▶ _Task description_
Filter these entries down to the lines that hold the word "JSON", and show each of them.

*** The records Section Begins ***

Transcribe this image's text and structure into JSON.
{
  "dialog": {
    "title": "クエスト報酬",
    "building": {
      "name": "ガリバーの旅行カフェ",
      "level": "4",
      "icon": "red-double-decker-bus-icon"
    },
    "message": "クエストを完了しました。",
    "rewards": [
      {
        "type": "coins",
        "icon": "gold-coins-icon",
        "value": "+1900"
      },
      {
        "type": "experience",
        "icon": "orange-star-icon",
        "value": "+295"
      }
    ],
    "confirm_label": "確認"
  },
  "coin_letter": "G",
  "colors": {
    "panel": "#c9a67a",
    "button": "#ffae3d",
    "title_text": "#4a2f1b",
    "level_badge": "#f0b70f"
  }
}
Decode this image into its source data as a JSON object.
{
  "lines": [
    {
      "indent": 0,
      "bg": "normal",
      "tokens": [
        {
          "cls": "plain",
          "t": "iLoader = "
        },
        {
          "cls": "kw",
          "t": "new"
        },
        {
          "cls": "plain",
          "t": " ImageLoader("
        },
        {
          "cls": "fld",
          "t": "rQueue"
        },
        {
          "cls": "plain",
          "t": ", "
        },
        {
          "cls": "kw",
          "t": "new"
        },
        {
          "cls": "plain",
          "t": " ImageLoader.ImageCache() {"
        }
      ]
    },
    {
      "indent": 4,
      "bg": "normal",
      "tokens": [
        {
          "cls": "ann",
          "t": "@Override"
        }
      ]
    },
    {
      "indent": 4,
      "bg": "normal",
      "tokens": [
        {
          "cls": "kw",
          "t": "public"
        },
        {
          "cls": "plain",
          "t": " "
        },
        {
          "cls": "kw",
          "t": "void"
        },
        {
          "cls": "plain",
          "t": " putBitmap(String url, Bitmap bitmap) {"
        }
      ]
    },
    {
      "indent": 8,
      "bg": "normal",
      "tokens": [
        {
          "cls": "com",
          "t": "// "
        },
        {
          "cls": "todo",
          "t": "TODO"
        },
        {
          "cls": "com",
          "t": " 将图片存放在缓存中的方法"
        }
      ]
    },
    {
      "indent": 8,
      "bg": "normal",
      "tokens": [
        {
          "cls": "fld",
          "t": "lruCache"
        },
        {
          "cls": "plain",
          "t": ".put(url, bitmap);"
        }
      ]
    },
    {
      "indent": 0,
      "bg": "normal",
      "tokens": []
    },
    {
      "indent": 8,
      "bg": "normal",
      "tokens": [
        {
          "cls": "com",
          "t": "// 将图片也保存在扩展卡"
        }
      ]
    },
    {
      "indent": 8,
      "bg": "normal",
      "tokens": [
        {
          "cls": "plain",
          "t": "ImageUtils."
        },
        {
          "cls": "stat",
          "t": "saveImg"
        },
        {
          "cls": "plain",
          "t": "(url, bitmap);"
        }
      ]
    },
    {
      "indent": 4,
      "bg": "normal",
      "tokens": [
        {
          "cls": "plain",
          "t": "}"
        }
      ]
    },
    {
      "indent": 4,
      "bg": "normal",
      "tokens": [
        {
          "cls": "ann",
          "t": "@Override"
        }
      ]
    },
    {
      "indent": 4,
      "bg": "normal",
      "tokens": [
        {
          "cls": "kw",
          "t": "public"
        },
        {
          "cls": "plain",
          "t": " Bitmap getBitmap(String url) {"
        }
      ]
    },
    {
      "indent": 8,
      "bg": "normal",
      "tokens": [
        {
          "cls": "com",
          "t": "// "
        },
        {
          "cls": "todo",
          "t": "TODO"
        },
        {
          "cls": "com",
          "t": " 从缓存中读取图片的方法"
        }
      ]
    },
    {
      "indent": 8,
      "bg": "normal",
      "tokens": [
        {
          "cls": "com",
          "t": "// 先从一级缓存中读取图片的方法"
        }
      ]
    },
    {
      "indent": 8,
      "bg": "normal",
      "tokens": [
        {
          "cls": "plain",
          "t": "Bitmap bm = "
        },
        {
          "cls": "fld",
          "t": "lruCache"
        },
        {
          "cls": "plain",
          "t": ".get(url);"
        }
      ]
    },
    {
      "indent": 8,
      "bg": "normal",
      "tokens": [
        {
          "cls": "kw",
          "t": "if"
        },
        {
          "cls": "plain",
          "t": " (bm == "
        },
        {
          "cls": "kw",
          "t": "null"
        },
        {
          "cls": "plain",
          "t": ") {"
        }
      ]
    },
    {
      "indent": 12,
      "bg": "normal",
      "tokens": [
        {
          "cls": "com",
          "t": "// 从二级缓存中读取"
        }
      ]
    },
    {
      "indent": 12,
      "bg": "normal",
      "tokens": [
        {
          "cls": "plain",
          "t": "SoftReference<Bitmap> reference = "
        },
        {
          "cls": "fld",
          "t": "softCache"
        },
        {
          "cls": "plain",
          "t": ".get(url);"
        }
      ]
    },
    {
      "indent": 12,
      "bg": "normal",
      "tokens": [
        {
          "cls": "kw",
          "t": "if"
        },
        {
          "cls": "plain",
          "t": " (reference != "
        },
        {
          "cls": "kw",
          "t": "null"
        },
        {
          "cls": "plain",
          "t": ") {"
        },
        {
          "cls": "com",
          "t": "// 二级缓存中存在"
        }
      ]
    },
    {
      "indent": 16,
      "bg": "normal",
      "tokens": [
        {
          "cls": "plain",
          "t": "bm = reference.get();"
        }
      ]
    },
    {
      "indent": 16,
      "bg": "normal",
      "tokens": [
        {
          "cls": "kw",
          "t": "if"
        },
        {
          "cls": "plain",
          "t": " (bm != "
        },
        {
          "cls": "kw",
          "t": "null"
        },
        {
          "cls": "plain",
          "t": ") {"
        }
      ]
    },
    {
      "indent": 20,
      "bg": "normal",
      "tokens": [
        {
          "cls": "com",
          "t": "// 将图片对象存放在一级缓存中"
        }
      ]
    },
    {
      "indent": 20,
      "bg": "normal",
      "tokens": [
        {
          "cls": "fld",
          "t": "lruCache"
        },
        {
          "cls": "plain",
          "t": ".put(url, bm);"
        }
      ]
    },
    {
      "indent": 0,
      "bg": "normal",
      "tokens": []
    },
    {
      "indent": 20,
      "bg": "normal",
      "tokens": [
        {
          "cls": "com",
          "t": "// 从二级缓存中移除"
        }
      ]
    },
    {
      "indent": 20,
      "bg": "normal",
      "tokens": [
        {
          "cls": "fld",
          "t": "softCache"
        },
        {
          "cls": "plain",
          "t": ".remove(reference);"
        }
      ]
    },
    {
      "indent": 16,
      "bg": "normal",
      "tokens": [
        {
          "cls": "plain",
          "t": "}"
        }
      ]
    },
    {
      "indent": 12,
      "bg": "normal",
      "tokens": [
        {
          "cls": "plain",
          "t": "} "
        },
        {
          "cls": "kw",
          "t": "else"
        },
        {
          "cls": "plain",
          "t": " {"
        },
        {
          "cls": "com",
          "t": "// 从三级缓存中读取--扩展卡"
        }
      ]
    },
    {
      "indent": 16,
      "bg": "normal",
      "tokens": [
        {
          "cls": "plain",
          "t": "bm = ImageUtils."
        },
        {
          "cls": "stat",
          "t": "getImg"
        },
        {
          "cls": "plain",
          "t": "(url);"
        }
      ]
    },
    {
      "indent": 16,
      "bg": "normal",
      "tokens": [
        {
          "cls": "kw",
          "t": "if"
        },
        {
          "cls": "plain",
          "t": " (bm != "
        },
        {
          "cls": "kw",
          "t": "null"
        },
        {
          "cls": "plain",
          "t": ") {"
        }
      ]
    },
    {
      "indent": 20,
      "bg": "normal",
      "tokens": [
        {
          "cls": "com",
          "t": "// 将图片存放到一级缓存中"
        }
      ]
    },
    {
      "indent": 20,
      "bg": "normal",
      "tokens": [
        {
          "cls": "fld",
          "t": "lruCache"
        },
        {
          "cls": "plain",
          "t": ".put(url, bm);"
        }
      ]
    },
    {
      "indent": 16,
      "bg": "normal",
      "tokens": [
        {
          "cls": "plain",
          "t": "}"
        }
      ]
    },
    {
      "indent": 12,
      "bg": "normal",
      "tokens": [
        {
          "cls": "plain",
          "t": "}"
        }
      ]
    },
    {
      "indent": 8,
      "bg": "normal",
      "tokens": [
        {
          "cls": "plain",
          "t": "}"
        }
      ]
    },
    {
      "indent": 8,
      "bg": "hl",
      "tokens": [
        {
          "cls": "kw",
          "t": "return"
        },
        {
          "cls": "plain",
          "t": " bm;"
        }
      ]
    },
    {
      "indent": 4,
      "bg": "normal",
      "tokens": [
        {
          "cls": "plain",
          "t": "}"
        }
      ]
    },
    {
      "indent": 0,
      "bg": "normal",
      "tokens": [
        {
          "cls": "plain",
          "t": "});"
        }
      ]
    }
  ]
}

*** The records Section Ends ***

▶ _Result_
Transcribe this image's text and structure into JSON.
Decode this image into its source data as a JSON object.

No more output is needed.